FAILING TO REPORT: The General Assembly is considering whether mandatory reporters — health practitioners, police officers, educators and human service workers — should face a misdemeanor charge and up to six months in jail or a $1,000 fine for failing to report child abuse if they have “actual knowledge” that it has occurred, reports Ovetta Wiggins for the Post.

PATIENTS’ BILL OF RIGHTS: A Senate committee will consider a bill that would expand patients’ rights and require that medical care providers notify patients about them, reports Kelsi Loos for the Frederick News-Post. Sen. Ron Young (D-District 3) and Del. Karen Lewis Young (D-District 3A) submitted cross-filed bills Senate Bill 530 and House Bill 562 that would build on current law by specifying that a hospital administrator must provide each patient with a written copy of the hospital’s patient’s bill of rights.

FIXING HATE CRIME LAW: Sen. John Astle’s bill tightening the hate crime law had a hearing before a Senate committee this week at which State’s Attorney Wes Adams urged legislators to fix “the deficiencies in the current hate crime law.” We endorse that, opines the editorial board for the Annapolis Capital.

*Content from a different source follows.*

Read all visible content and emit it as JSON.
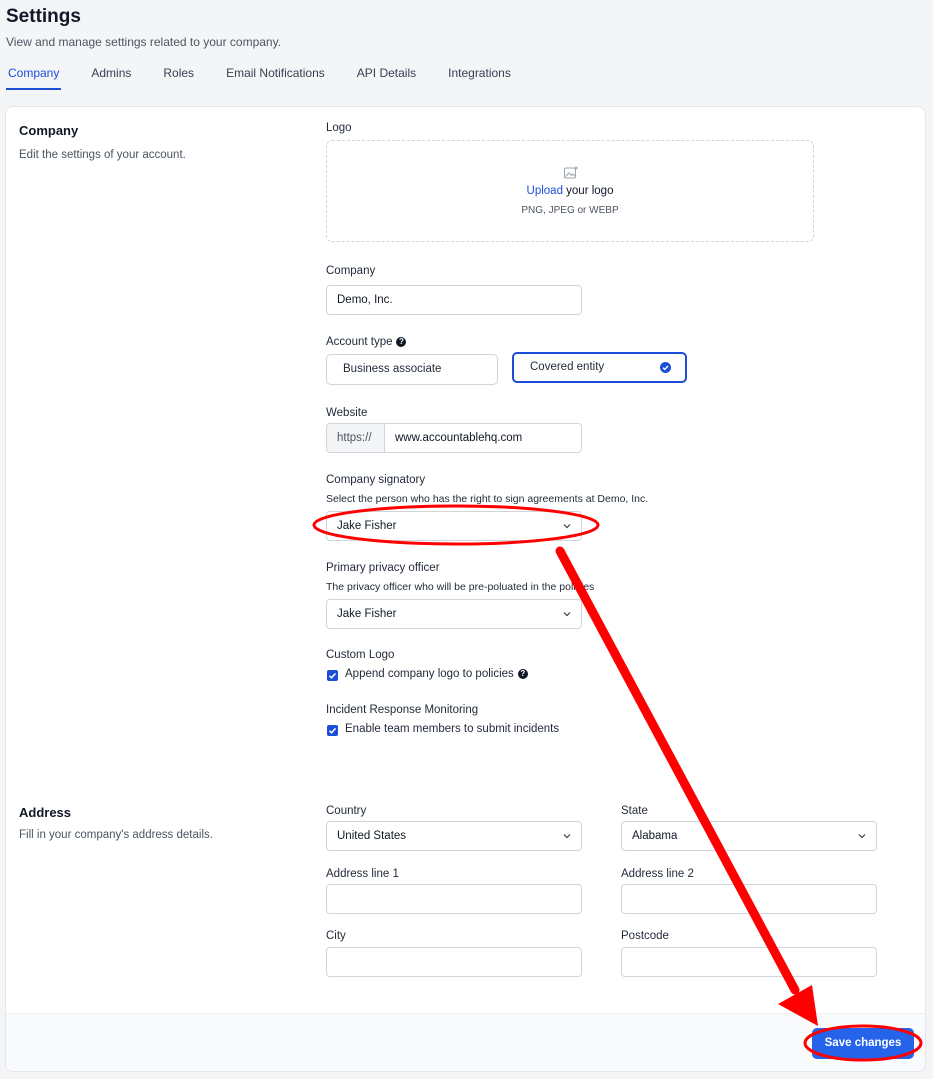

It’s obviously possible to target a group as well as an individual for a hate crime, and the law ought to reflect this. This is not a complicated fix, and the General Assembly ought to put it on Gov. Larry Hogan’s desk., the Capital says.

***COLD WEATHER DOESN’T STOP MARYLAND’S FARMERS: Across Maryland, farmers have wrapped up their harvest and gone into winter mode. But that doesn’t mean that their work is done until spring. Some farmers are doing paperwork and analyzing data to make decisions about next year’s crop. Others serve on boards or expand their education. Here’s what five farmers do during the winter to improve their farms. Read these farmers’ stories. SPONSORED CONTENT***

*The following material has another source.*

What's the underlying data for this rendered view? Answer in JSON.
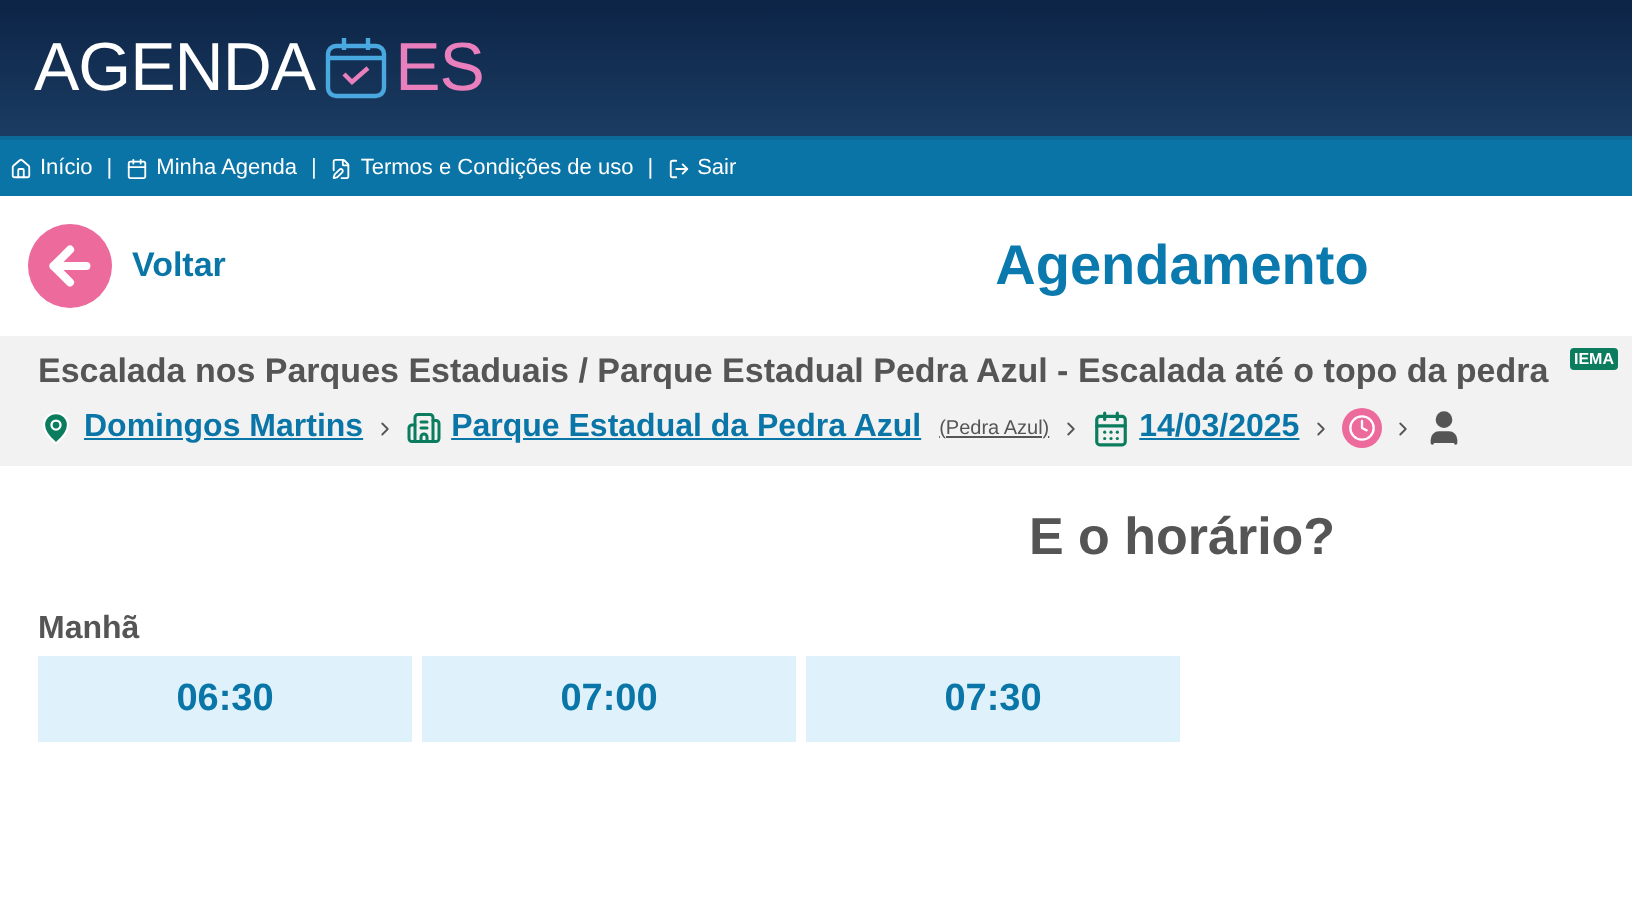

ON SCHOOL SHOOTING: In her Political Notes column, Kelsi Loos of the Frederick News Post writes that Maryland senators spoke out on the recent Florida school shooting in which a former student killed 17 students and teachers. Sen. Victor Ramirez of Prince George’s County kicked off the discussion noting that he feared for the safety of his children and urged lawmakers to address the issue.

GUN RIGHTS PROTESTERS SUE: Two brothers arrested nearly two weeks ago while engaged in a peaceful protest near the Maryland State House have filed a civil rights lawsuit against the Maryland Capitol Police and the officer who arrested them, reports Bryan Sears in the Daily Record.

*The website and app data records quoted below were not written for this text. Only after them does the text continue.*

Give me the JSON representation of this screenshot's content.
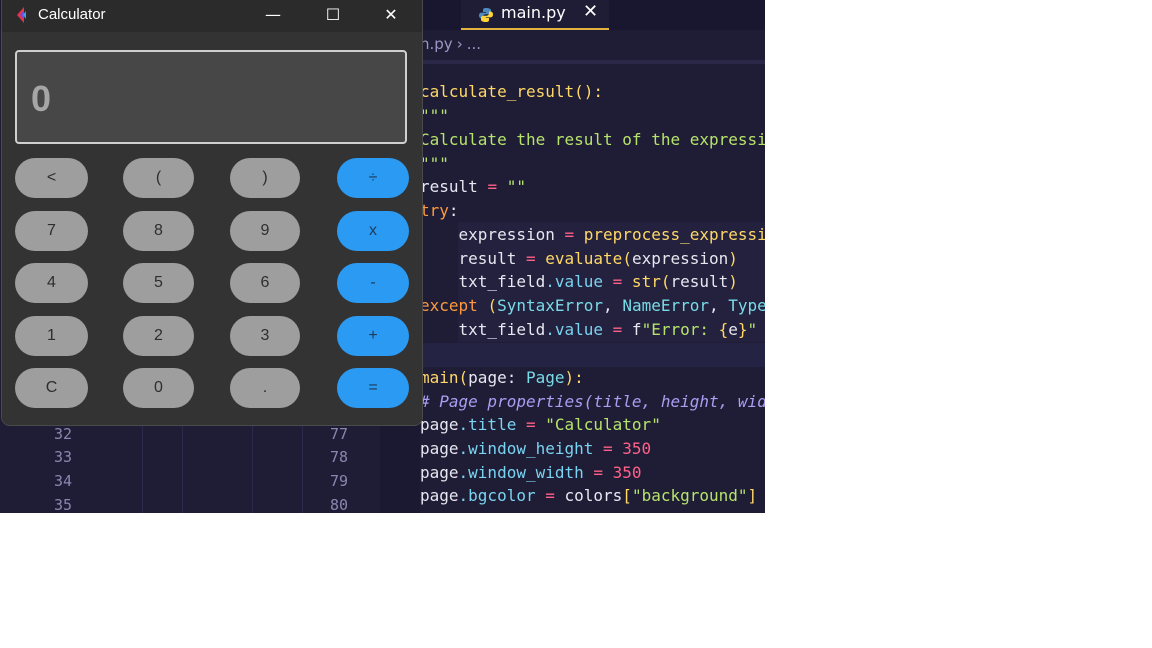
{
  "editor": {
    "tab": {
      "label": "main.py",
      "close_glyph": "✕",
      "icon": "python-icon"
    },
    "breadcrumb": {
      "file": "n.py",
      "separator": "›",
      "rest": "..."
    },
    "code_lines": [
      [
        [
          "fn",
          "calculate_result"
        ],
        [
          "brk",
          "():"
        ]
      ],
      [
        [
          "str",
          "\"\"\""
        ]
      ],
      [
        [
          "str",
          "Calculate the result of the expressi"
        ]
      ],
      [
        [
          "str",
          "\"\"\""
        ]
      ],
      [
        [
          "plain",
          "result "
        ],
        [
          "op",
          "="
        ],
        [
          "str",
          " \"\""
        ]
      ],
      [
        [
          "kw",
          "try"
        ],
        [
          "plain",
          ":"
        ]
      ],
      [
        [
          "plain",
          "    expression "
        ],
        [
          "op",
          "="
        ],
        [
          "fn",
          " preprocess_expressi"
        ]
      ],
      [
        [
          "plain",
          "    result "
        ],
        [
          "op",
          "="
        ],
        [
          "fn",
          " evaluate"
        ],
        [
          "brk",
          "("
        ],
        [
          "plain",
          "expression"
        ],
        [
          "brk",
          ")"
        ]
      ],
      [
        [
          "plain",
          "    txt_field"
        ],
        [
          "prop",
          ".value"
        ],
        [
          "op",
          " ="
        ],
        [
          "fn",
          " str"
        ],
        [
          "brk",
          "("
        ],
        [
          "plain",
          "result"
        ],
        [
          "brk",
          ")"
        ]
      ],
      [
        [
          "kw",
          "except "
        ],
        [
          "brk",
          "("
        ],
        [
          "cls",
          "SyntaxError"
        ],
        [
          "plain",
          ", "
        ],
        [
          "cls",
          "NameError"
        ],
        [
          "plain",
          ", "
        ],
        [
          "cls",
          "Type"
        ]
      ],
      [
        [
          "plain",
          "    txt_field"
        ],
        [
          "prop",
          ".value"
        ],
        [
          "op",
          " ="
        ],
        [
          "plain",
          " f"
        ],
        [
          "str",
          "\"Error: "
        ],
        [
          "brk",
          "{"
        ],
        [
          "plain",
          "e"
        ],
        [
          "brk",
          "}"
        ],
        [
          "str",
          "\""
        ]
      ],
      [
        [
          "plain",
          ""
        ]
      ],
      [
        [
          "fn",
          "main"
        ],
        [
          "brk",
          "("
        ],
        [
          "plain",
          "page: "
        ],
        [
          "cls",
          "Page"
        ],
        [
          "brk",
          "):"
        ]
      ],
      [
        [
          "cmt",
          "# Page properties(title, height, wid"
        ]
      ],
      [
        [
          "plain",
          "page"
        ],
        [
          "prop",
          ".title"
        ],
        [
          "op",
          " ="
        ],
        [
          "str",
          " \"Calculator\""
        ]
      ],
      [
        [
          "plain",
          "page"
        ],
        [
          "prop",
          ".window_height"
        ],
        [
          "op",
          " ="
        ],
        [
          "num",
          " 350"
        ]
      ],
      [
        [
          "plain",
          "page"
        ],
        [
          "prop",
          ".window_width"
        ],
        [
          "op",
          " ="
        ],
        [
          "num",
          " 350"
        ]
      ],
      [
        [
          "plain",
          "page"
        ],
        [
          "prop",
          ".bgcolor"
        ],
        [
          "op",
          " ="
        ],
        [
          "plain",
          " colors"
        ],
        [
          "brk",
          "["
        ],
        [
          "str",
          "\"background\""
        ],
        [
          "brk",
          "]"
        ]
      ]
    ],
    "gutter_left": [
      "32",
      "33",
      "34",
      "35"
    ],
    "gutter_right": [
      "77",
      "78",
      "79",
      "80"
    ]
  },
  "calculator": {
    "title": "Calculator",
    "window_controls": {
      "minimize": "—",
      "maximize": "☐",
      "close": "✕"
    },
    "display_value": "0",
    "keys": [
      [
        "<",
        "(",
        ")",
        "÷"
      ],
      [
        "7",
        "8",
        "9",
        "x"
      ],
      [
        "4",
        "5",
        "6",
        "-"
      ],
      [
        "1",
        "2",
        "3",
        "+"
      ],
      [
        "C",
        "0",
        ".",
        "="
      ]
    ],
    "colors": {
      "key_gray": "#9e9e9e",
      "key_blue": "#2b9af3",
      "background": "#333333",
      "display": "#474747"
    }
  }
}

HOGAN ON AMAZON PITCH: Gov. Larry Hogan provided insight into Amazon’s timeline for choosing a second headquarters location while speaking to a business conference in Rockville on Thursday morning. Andrew Metcalf of Bethesda Beat writes that Hogan said March 1 is the deadline for the state to finalize its updated submissions to the tech giant. Montgomery County is one of 20 finalists selected by Amazon to a shortlist of North American locations for its second headquarters.

HOGANS TOUT KOREAN DISHES: In honor of the Winter Olympics being held in South Korea, Maryland first lady Yumi Hogan dishes on some of her favorite home recipes that she learned as a child, including bulgogi, a marinated beef entree, and japchae, a popular Korean noodle dish and of course kimchi. Brittany Britto of the Sun reports.

KLAUSMEIER LEADS IN DEM POLL: Baltimore County state Sen. Kathy A. Klausmeier (D), a top Republican target this year, has opened up a 16-point lead over her likely GOP challenger, Del. Christian J. Miele, according to a recent Democratic poll. The survey, conducted by TargetSmart Communications, a Washington, D.C., political data firm, showed Klausmeier with 55% in an initial head-to-head matchup, Miele with 39% and 6% of the voters queried were undecided, writes Josh Kurtz in Maryland Matters.

MANNING ON MILITARIZATION OF POLICE: Chelsea Manning, running for the Democratic nomination for Senate in Maryland, says there is another urgent discussion voters must face: How a burgeoning military apparatus is gradually creeping into domestic life in places like Baltimore, writes John Fritze for the Sun. “Many of the weapons that we were using in Iraq and Afghanistan have found their way to our streets, and many people who are veterans and have military training are bringing this military training” to police forces, the former Army intelligence analyst said.